Applications are taken at the Department of Social Services office at 132 Poplar Grove Connector, Suite C, in Boone. Agency hours are 8:00 a.m. to 5:00 p.m., Monday through Friday. Call Watauga County Department of Social Services at 828-265-8100 for more information.
Steps to Reduce Energy Bills
Courtesy of BREMCO, members can reduce energy bills by following a few tips described below:
- Set thermostats to the lowest comfortable level in winter (68 degrees is suggested)
- Be mindful when using space heaters since they can use significant amounts of electricity and drive up costs;
- On sunny days, open curtains on south-facing windows to let in the sun’s heat.
- Wash clothes in cold water to reduce water heating costs
- Take shorter showers and use low-flow shower heads to also reduce water heating costs
- Reduce energy usage by ‘vampire electronics” that are “always on” (appliances that have digital displays) by turning them off when not in use. Consider plugging several into a power strip so you can switch them off and on as needed.
- Chargers left plugged in are also using energy–unplug chargers when not in use.
- Use energy efficient compact florescent lamps in lighting fixtures
- Check for air leaks around windows, baseboards, plumbing fixtures, doors and other areas and be sure to properly caulk or weather strip
- Close the damper or flue on fireplaces when not in use to reduce heat loss
- Use an electricity monitoring tool to help become aware of usage spikes in your home that increase costs. Blue Ridge Electric offers a free resources for this at MyUsage.com.
- For tips customized to your home, Blue Ridge Electric members can take the free, short energy audit at BlueRidgeEMC.comor call the local Blue Ridge Electric office to have them conduct it over the telephone.

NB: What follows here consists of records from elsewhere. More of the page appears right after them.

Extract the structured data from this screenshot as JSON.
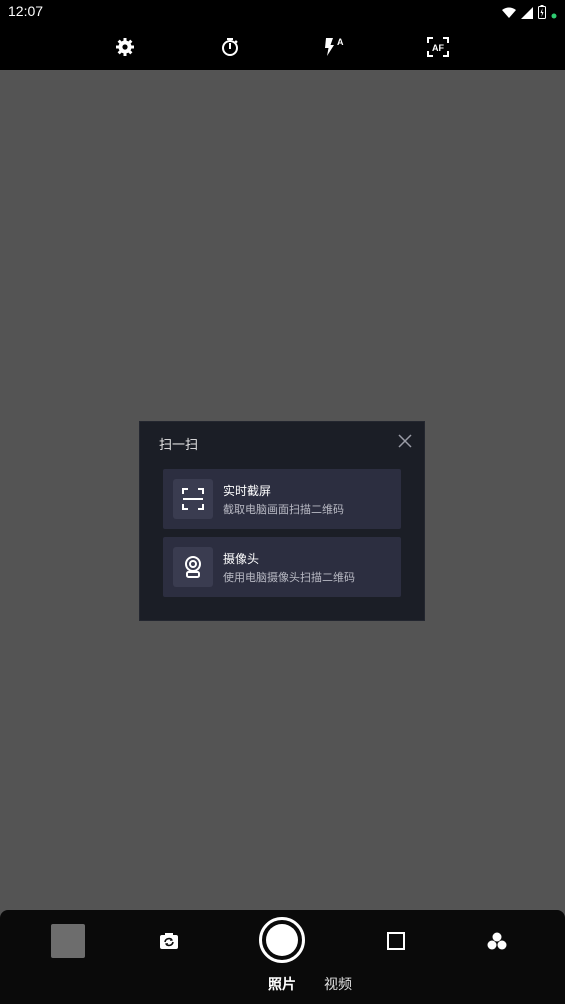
{
  "status_bar": {
    "time": "12:07",
    "icons": [
      "wifi-icon",
      "cell-signal-icon",
      "battery-icon",
      "notification-dot-icon"
    ]
  },
  "camera_toolbar": {
    "items": [
      "settings-icon",
      "timer-icon",
      "flash-auto-icon",
      "autofocus-icon"
    ]
  },
  "dialog": {
    "title": "扫一扫",
    "options": [
      {
        "title": "实时截屏",
        "subtitle": "截取电脑画面扫描二维码",
        "icon": "scan-frame-icon"
      },
      {
        "title": "摄像头",
        "subtitle": "使用电脑摄像头扫描二维码",
        "icon": "webcam-icon"
      }
    ]
  },
  "bottom_bar": {
    "modes": [
      "照片",
      "视频"
    ],
    "active_mode": "照片",
    "tools": [
      "switch-camera-icon",
      "aspect-ratio-icon",
      "filters-icon"
    ]
  },
  "colors": {
    "viewfinder": "#545454",
    "dialog_bg": "#1b1e26",
    "option_bg": "#2c2e40",
    "status_dot": "#2ecc71"
  }
}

More tips and videos can be found at the GreenSmart tab on the cooperative’s website: http://www.blueridgeemc.com/#pg-greensmart

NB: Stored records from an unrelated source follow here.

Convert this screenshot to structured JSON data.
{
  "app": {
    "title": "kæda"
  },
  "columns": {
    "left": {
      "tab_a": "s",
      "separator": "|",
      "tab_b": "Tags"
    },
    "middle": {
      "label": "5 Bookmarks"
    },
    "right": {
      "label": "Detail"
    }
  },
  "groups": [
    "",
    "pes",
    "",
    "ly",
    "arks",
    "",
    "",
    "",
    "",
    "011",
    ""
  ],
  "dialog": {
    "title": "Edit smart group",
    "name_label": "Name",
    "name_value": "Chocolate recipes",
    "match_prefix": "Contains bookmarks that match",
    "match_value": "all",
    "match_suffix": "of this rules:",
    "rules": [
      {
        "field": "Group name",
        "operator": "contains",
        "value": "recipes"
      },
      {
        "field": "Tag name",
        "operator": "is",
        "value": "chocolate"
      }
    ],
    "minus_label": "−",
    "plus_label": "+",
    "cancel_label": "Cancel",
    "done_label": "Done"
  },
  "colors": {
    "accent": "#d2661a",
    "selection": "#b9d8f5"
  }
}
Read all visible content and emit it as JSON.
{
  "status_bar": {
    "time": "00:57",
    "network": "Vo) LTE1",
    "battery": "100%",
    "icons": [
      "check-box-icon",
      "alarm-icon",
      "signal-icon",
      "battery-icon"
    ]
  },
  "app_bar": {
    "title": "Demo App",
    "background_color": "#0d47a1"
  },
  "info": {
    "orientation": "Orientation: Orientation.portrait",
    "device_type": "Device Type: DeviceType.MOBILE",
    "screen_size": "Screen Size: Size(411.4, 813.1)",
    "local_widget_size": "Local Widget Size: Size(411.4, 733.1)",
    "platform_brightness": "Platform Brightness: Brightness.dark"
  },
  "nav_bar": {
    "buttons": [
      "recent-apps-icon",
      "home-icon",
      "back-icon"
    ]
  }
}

BREMCO Programs To Help Members Manage Heating Costs Throughout Year
FlexPay: The cooperative’s “pay as you go” plan lets members purchase electricity in any amount they choose and pay by the day, week or month–whatever is most convenient for the member. There are also no deposits or late fees. Members can pay online, by phone, or in a Blue Ridge Electric office using debit/credit cards, check, or cash. Account status alerts are sent by the member’s choice of text message, phone call, or email–or a combination. Members can also monitor their usage and account balance at MyUsage.com.

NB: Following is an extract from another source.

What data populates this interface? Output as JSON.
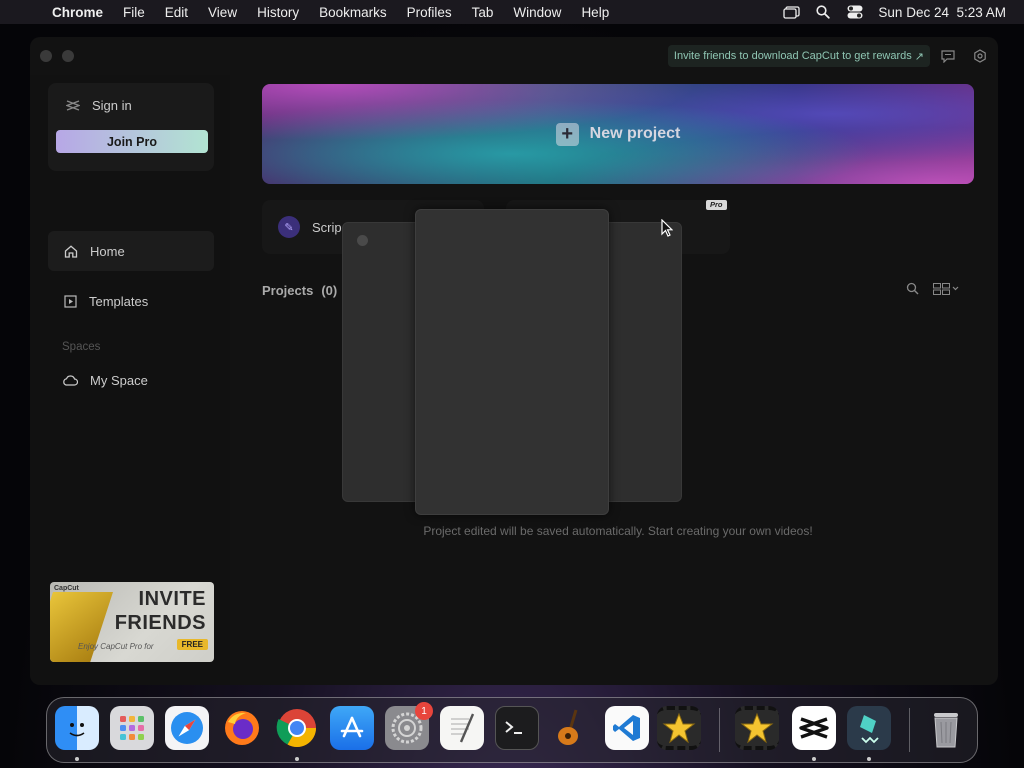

Budget Billing: Members can equalize their payments over 12 months. Combine this with bank draft for even more convenience.
Blue Ridge Electric’s Operation Round Up is available to provide funds to assist with heating fuel costs and electric bills.
In addition, a great gift idea–or for purchase by anyone who would like to assist someone in their community with heating costs this winter or at any time during the year–may purchase gift certificates through either Blue Ridge Electric or Blue Ridge Energies.
Members are strongly encouraged to contact Blue Ridge Electric at any time to discuss payment options or programs or for any questions they may have.